*** Opening INFORMATION PROVIDED ***

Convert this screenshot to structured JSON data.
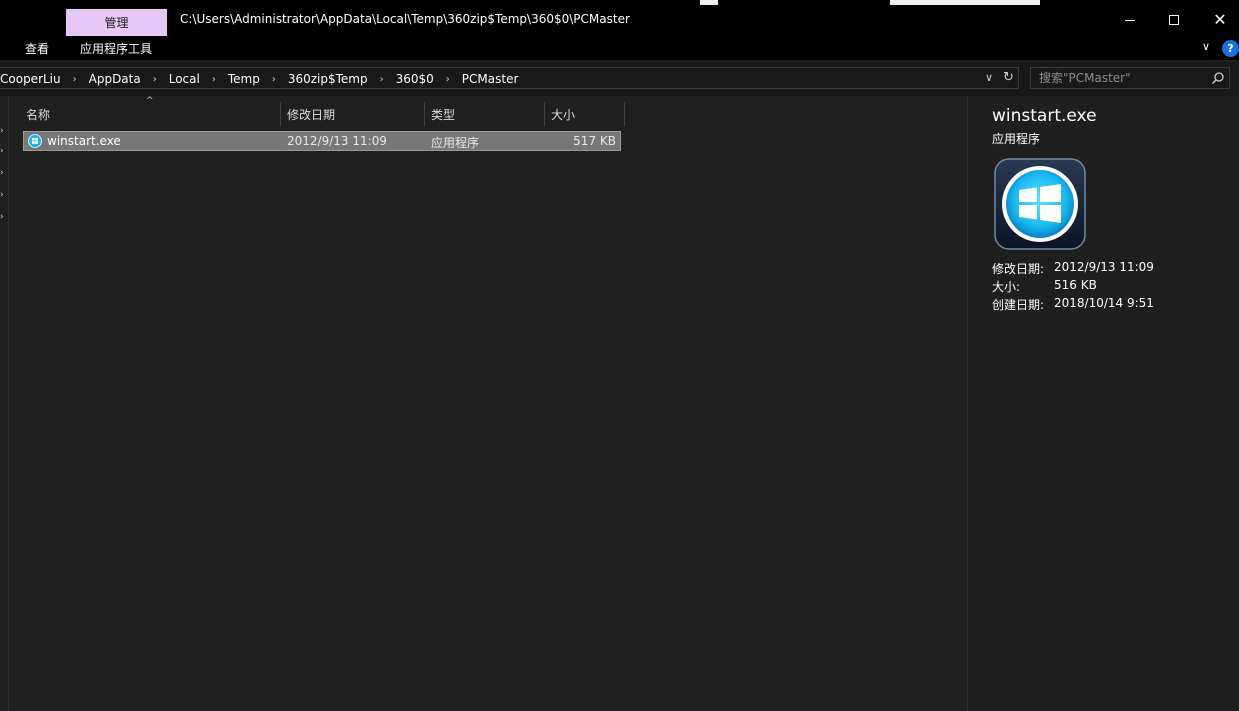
{
  "window": {
    "title": "C:\\Users\\Administrator\\AppData\\Local\\Temp\\360zip$Temp\\360$0\\PCMaster",
    "manage_tab": "管理",
    "minimize_icon": "minimize-icon",
    "maximize_icon": "maximize-icon",
    "close_icon": "close-icon",
    "close_glyph": "✕"
  },
  "ribbon": {
    "view_tab": "查看",
    "app_tools_tab": "应用程序工具",
    "chevron": "∨",
    "help": "?"
  },
  "address_bar": {
    "crumbs": [
      "CooperLiu",
      "AppData",
      "Local",
      "Temp",
      "360zip$Temp",
      "360$0",
      "PCMaster"
    ],
    "separator": "›",
    "dropdown": "∨",
    "refresh": "↻"
  },
  "search": {
    "placeholder": "搜索\"PCMaster\""
  },
  "columns": {
    "name": "名称",
    "modified": "修改日期",
    "type": "类型",
    "size": "大小",
    "sort_arrow": "^"
  },
  "files": [
    {
      "name": "winstart.exe",
      "modified": "2012/9/13 11:09",
      "type": "应用程序",
      "size": "517 KB"
    }
  ],
  "details": {
    "name": "winstart.exe",
    "type": "应用程序",
    "modified_label": "修改日期:",
    "modified_value": "2012/9/13 11:09",
    "size_label": "大小:",
    "size_value": "516 KB",
    "created_label": "创建日期:",
    "created_value": "2018/10/14 9:51"
  },
  "colors": {
    "manage_accent": "#e6c6f5",
    "selection": "#777777",
    "help_blue": "#1e6fd9",
    "icon_cyan": "#19b9f0"
  }
}
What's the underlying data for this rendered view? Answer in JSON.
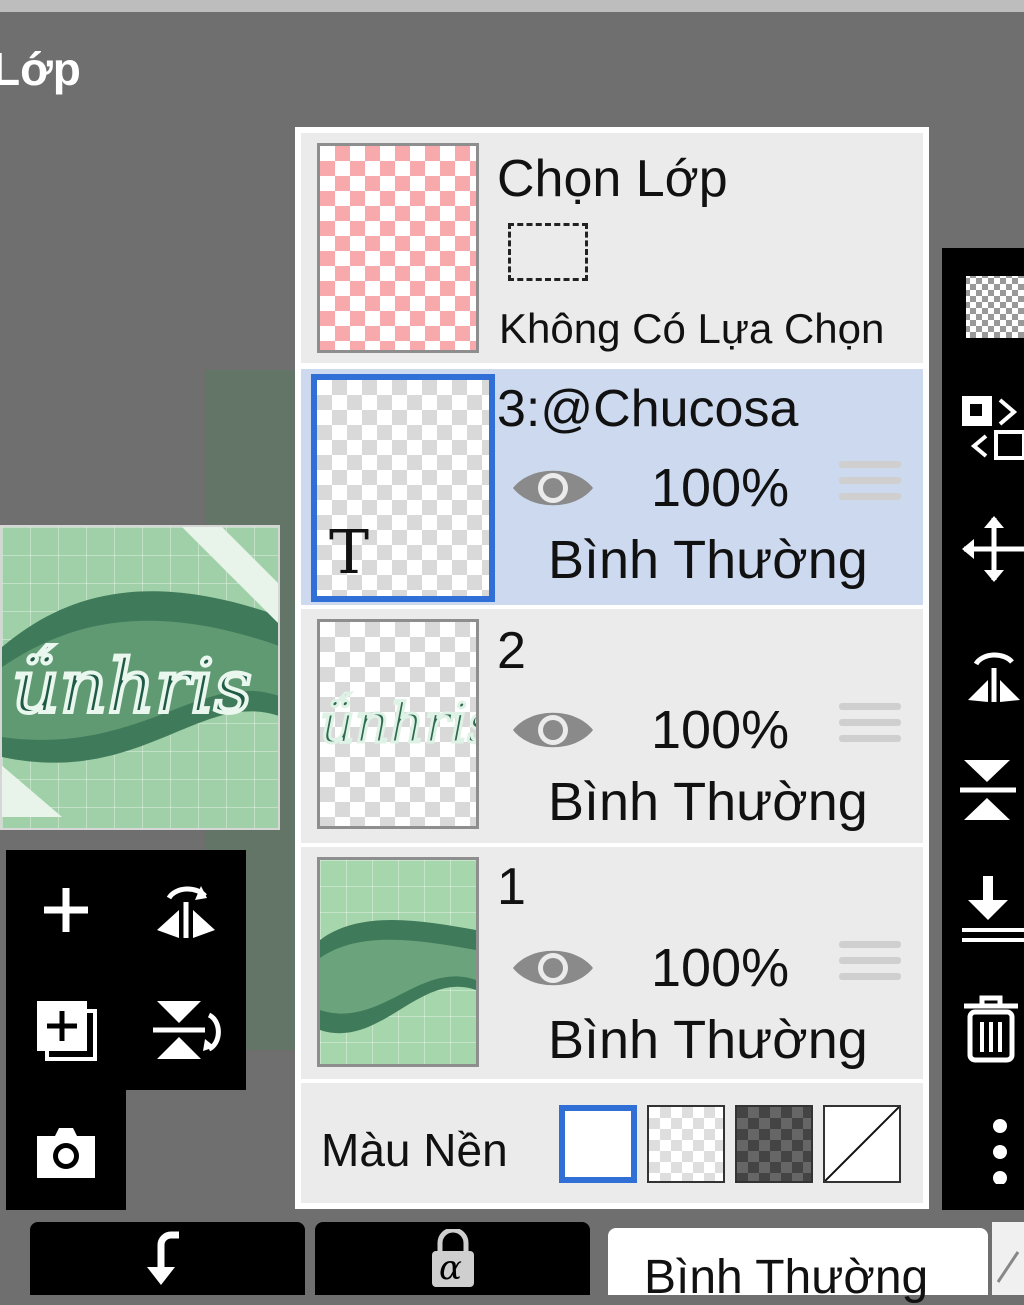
{
  "header": {
    "title": "Lớp"
  },
  "selection_layer": {
    "title": "Chọn Lớp",
    "status": "Không Có Lựa Chọn"
  },
  "layers": [
    {
      "name": "3:@Chucosa",
      "opacity": "100%",
      "blend_mode": "Bình Thường",
      "visible": true,
      "selected": true,
      "type_badge": "T"
    },
    {
      "name": "2",
      "opacity": "100%",
      "blend_mode": "Bình Thường",
      "visible": true,
      "selected": false
    },
    {
      "name": "1",
      "opacity": "100%",
      "blend_mode": "Bình Thường",
      "visible": true,
      "selected": false
    }
  ],
  "background": {
    "label": "Màu Nền",
    "options": [
      "white",
      "transparent-light",
      "transparent-dark",
      "none"
    ],
    "selected": "white"
  },
  "bottom_bar": {
    "blend_mode": "Bình Thường",
    "lock_label": "α"
  },
  "colors": {
    "selection_blue": "#2f6fd6",
    "selected_row": "#ccd9ee",
    "row_bg": "#ebebeb",
    "toolbar_bg": "#000000"
  },
  "icons": {
    "left_tools": [
      "add-layer-icon",
      "flip-horizontal-icon",
      "duplicate-layer-icon",
      "flip-vertical-icon",
      "camera-icon"
    ],
    "right_tools": [
      "transparency-icon",
      "swap-layer-icon",
      "move-icon",
      "flip-horizontal-icon",
      "flip-vertical-icon",
      "merge-down-icon",
      "trash-icon",
      "more-icon"
    ]
  }
}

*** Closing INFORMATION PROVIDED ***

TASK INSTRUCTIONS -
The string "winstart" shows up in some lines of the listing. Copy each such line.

SOLUTION TO THE PROBLEM -
      "name": "winstart.exe",
    "name": "winstart.exe",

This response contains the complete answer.